Despite supply falling to historically low levels at the end of 2019, with fewer than 43 properties per estate agency branch, the RICS UK Residential Survey for January suggests that new instructions are increasing.
In December, the net balance for new enquires stood at +11% following six months of significant decline and contraction as sellers steered clear of a politically volatile property sector.
This figure has jumped to +19% in January, suggesting confidence is returning to the market and sellers and housing stock is finally returning.
Buyer enquiries are rising in line with fresh housing stock as the net balance for new buyers increased from +19% in December to +23% at the start of the new decade.
Following a four month period of decline, agreed sales rose for the second consecutive month, spiking at +21% of respondents.
Given the stronger market activity, the report has highlighted a distinct uplift in house price growth with December’s -2% rising significantly to +17% in January.
63% of survey respondents noted that homes priced below £500,000 are coming in at least level with housing prices.

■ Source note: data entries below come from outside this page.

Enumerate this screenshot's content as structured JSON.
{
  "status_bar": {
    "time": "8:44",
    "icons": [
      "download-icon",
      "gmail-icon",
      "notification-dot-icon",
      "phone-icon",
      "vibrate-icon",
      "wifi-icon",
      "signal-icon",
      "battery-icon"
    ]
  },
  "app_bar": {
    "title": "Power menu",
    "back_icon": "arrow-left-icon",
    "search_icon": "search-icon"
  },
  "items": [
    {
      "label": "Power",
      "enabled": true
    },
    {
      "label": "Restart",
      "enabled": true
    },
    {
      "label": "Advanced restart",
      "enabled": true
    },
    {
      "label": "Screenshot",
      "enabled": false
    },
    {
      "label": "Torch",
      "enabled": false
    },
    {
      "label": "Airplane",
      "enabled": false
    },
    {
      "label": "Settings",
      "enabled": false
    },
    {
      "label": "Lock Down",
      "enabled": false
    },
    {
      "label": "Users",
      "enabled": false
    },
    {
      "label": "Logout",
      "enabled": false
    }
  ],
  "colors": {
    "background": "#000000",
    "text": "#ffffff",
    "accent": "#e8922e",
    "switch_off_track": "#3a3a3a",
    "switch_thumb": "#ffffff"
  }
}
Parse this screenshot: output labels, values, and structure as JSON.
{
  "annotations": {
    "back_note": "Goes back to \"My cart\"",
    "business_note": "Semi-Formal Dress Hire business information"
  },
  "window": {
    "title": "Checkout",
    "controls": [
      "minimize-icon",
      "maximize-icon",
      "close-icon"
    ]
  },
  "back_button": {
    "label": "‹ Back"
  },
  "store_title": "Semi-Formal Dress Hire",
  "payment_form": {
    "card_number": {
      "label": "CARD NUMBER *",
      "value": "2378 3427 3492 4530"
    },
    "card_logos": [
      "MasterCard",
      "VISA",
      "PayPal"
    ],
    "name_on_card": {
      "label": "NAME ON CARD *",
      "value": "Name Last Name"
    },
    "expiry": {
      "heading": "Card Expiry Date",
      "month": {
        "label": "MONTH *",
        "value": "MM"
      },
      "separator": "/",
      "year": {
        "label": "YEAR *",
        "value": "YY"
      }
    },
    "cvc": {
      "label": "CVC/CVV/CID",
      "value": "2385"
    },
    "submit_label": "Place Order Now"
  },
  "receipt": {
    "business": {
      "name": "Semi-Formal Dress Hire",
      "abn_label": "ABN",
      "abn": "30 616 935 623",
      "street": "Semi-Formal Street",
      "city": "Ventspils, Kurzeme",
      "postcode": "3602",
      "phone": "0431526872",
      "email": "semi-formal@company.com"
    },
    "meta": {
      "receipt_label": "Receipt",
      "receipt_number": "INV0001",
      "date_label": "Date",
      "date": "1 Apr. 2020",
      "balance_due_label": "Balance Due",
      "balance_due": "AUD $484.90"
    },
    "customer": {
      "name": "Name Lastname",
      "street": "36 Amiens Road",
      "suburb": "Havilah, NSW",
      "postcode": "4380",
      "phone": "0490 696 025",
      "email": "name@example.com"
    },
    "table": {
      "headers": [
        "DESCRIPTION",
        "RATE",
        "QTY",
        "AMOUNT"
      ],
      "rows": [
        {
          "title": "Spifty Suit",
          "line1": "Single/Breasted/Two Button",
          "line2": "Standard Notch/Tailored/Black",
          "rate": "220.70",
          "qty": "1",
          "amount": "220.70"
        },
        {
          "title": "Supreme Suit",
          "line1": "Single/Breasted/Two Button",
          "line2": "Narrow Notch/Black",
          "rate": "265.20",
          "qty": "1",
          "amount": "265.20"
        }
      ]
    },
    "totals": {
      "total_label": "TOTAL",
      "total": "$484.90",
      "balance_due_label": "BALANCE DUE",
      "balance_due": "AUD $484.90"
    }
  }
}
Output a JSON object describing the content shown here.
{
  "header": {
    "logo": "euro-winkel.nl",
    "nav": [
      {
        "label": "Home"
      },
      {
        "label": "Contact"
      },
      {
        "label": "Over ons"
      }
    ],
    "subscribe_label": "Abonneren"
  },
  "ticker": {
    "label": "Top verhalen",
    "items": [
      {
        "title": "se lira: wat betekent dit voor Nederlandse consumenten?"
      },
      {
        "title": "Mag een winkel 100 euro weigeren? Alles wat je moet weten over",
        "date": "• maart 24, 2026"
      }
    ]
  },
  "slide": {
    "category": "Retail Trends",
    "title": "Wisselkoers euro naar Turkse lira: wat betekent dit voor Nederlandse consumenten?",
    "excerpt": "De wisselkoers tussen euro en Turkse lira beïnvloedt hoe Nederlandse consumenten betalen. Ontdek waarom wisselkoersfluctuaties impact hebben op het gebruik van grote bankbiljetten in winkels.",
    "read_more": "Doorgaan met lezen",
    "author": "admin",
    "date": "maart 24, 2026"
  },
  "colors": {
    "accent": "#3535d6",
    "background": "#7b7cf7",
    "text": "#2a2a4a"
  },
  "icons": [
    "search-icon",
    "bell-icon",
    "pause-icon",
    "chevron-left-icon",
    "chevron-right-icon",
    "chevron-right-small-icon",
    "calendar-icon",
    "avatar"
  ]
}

However, the conditions for more premium property is less optimistic in the current market with 56% reporting that sales prices are coming in below the asking price. Whilst this has fallen from 67% in December, buyers in this sector of the market remain less confident.
In part, this uncertainty is driven by the possibility of stamp duty land tax changes in the March election. Anecdotally, many firms’ buyers are prepared to delay their property purchase until after the budget announcement or offer a lesser price to reflect the stamp duty they are liable for in the present.
Alexander Smith, Capricorn Private Clients senior advisor, said:
“We are seeing this attitude across the board.
“They are looking at the budget to see if there is going to be any more flex on stamp duty. At the same time, we are seeing international buyers keen to get purchases done, in case the government introduces any new taxes that will penalise them.”
With conditions improving and available housing stock returning and increasing, is the government likely to reform stamp duty in the upcoming budget?